Engel notes that AIDS, contrary to many worried predictions, never became a heterosexual pandemic in the West.  In Africa, however, the story was very different.  The virus had originated in Africa, before apparently being transported by Haitian migrants from Zaire to their home country and then brought into the US through gay networks.  The virus was already quite well entrenched in Africa by the first half of the 1980s.  The drivers behind the African epidemic seem to have included the mobility of migrant workers, local cultural attitudes to sexual activity, and a high prevalence of other STDs (which made it easier for HIV to be transmitted).  The epidemic disproportionately affected educated middle-class professionals, a feature that gave it broader social and economic implications.

HIV has a number of biological features that make it a particularly difficult pathogen to treat, and its long incubation period allows it to spread itself widely before it kills its host.  The search for a cure has proceeded steadily, albeit more slowly than Margaret Heckler predicted.  In 1987, the American Food and Drug Administration granted approval to AZT, a drug so feeble that it prolonged life expectancy only by a year and at the same time so toxic that some patients actually preferred AIDS to its side-effects.

By the end of the 1980s, the pharmaceutical arsenal was slowly growing.  In 1996, effective antiretroviral therapies became available.  These were initially primitive and cumbersome, requiring multiple doses at specific times of the day.  Some of the drugs in the cocktail had to be kept refrigerated, while others had to be taken on a full stomach, or on an empty stomach, or with milk.  The side-effects were still a problem.  But antiretrovirals revolutionised the treatment of HIV in the West, and turned it from a death sentence into a serious, chronic but manageable illness.  Thousands of men and women were suddenly confronted with the prospect of living for years or decades longer than they had expected - and, in some cases, of unexpectedly having to pay off enormous debts or having to retire on underfunded pensions.  Meanwhile, millions of HIV-negative people began to let their defences down, or even, unbelievably, to actively court infection.  In the developing world, access to antiretrovirals became a sensitive political and commercial issue, and Engels deals sensitively with the various arguments and pressures surrounding it.

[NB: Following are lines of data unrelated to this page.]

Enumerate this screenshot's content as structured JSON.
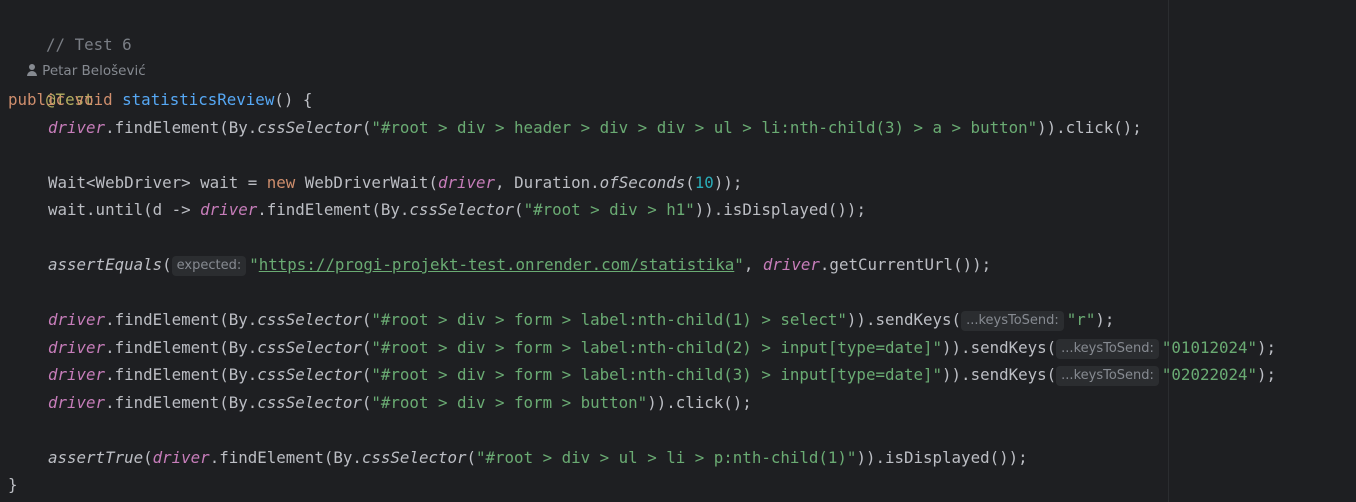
{
  "editor": {
    "comment": "// Test 6",
    "author": "Petar Belošević",
    "annotation": "@Test",
    "method": {
      "kw_public": "public",
      "kw_void": "void",
      "name": "statisticsReview",
      "sig_rest": "() {"
    },
    "hints": {
      "expected": "expected:",
      "keys_to_send": "...keysToSend:"
    },
    "tokens": {
      "driver": "driver",
      "find_by_css": ".findElement(By.",
      "css_selector": "cssSelector",
      "open_paren": "(",
      "click_tail": ")).click();",
      "send_keys_tail": ")).sendKeys(",
      "close_stmt": ");",
      "displayed_tail": ")).isDisplayed());",
      "wait_decl": "Wait<WebDriver> wait = ",
      "kw_new": "new",
      "webdriverwait_open": " WebDriverWait(",
      "duration": ", Duration.",
      "of_seconds": "ofSeconds",
      "seconds": "10",
      "wait_close": "));",
      "wait_until": "wait.until(d -> ",
      "assert_equals": "assertEquals",
      "current_url_tail": ".getCurrentUrl());",
      "comma_space": ", ",
      "assert_true": "assertTrue",
      "find_by_css_inner": ".findElement(By.",
      "close_brace": "}"
    },
    "strings": {
      "header_button": "\"#root > div > header > div > div > ul > li:nth-child(3) > a > button\"",
      "h1": "\"#root > div > h1\"",
      "url_quote": "\"",
      "url": "https://progi-projekt-test.onrender.com/statistika",
      "select": "\"#root > div > form > label:nth-child(1) > select\"",
      "key_r": "\"r\"",
      "date_input_2": "\"#root > div > form > label:nth-child(2) > input[type=date]\"",
      "date_val_2": "\"01012024\"",
      "date_input_3": "\"#root > div > form > label:nth-child(3) > input[type=date]\"",
      "date_val_3": "\"02022024\"",
      "form_button": "\"#root > div > form > button\"",
      "result_p": "\"#root > div > ul > li > p:nth-child(1)\""
    }
  }
}
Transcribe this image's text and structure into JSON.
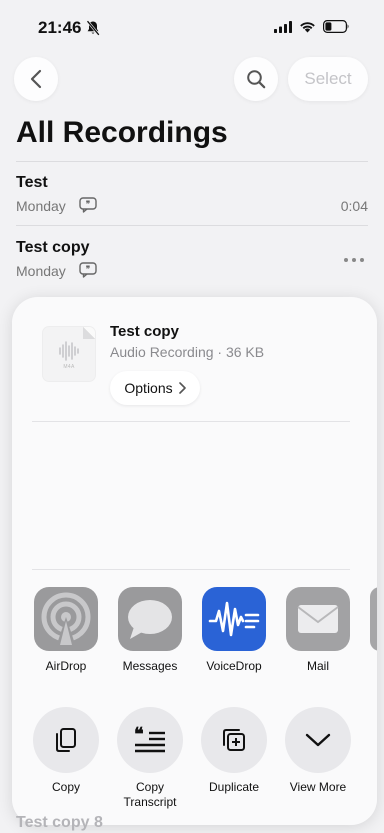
{
  "status_bar": {
    "time": "21:46"
  },
  "nav": {
    "select_label": "Select"
  },
  "page": {
    "title": "All Recordings"
  },
  "recordings": [
    {
      "title": "Test",
      "date": "Monday",
      "duration": "0:04"
    },
    {
      "title": "Test copy",
      "date": "Monday"
    }
  ],
  "background": {
    "peek_text": "Test copy 8"
  },
  "share_sheet": {
    "file_name": "Test copy",
    "file_meta": "Audio Recording · 36 KB",
    "file_ext": "M4A",
    "options_label": "Options",
    "apps": [
      {
        "label": "AirDrop",
        "icon": "airdrop-icon"
      },
      {
        "label": "Messages",
        "icon": "messages-icon"
      },
      {
        "label": "VoiceDrop",
        "icon": "voicedrop-icon"
      },
      {
        "label": "Mail",
        "icon": "mail-icon"
      }
    ],
    "actions": [
      {
        "label": "Copy",
        "icon": "copy-icon"
      },
      {
        "label": "Copy\nTranscript",
        "icon": "copy-transcript-icon"
      },
      {
        "label": "Duplicate",
        "icon": "duplicate-icon"
      },
      {
        "label": "View More",
        "icon": "chevron-down-icon"
      }
    ]
  },
  "colors": {
    "voicedrop_bg": "#2a63d6",
    "messages_bg": "#9a9a9c",
    "airdrop_bg": "#9a9a9c",
    "mail_bg": "#a2a2a4"
  }
}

Overall, Engel tells his story well and backs it up with solid research and evidence. He appears to be coming from a moderately conservative perspective.  His judgement on the Reagan White House, for example, is less hostile than that of most AIDS activists at the time, albeit far from laudatory.  He has no time for homophobic conservative responses to the epidemic, but he is not writing from a civil libertarian perspective either.  There are a few mistakes and inaccuracies.  He doesn't say much about the very early history of the virus, and some of what he says is a little inaccurate (and slightly out of date by now - the book was published in 2006).  In all, however, this is a serious and impressive work of medical and social history, and a respectable addition to the HIV/AIDS literature.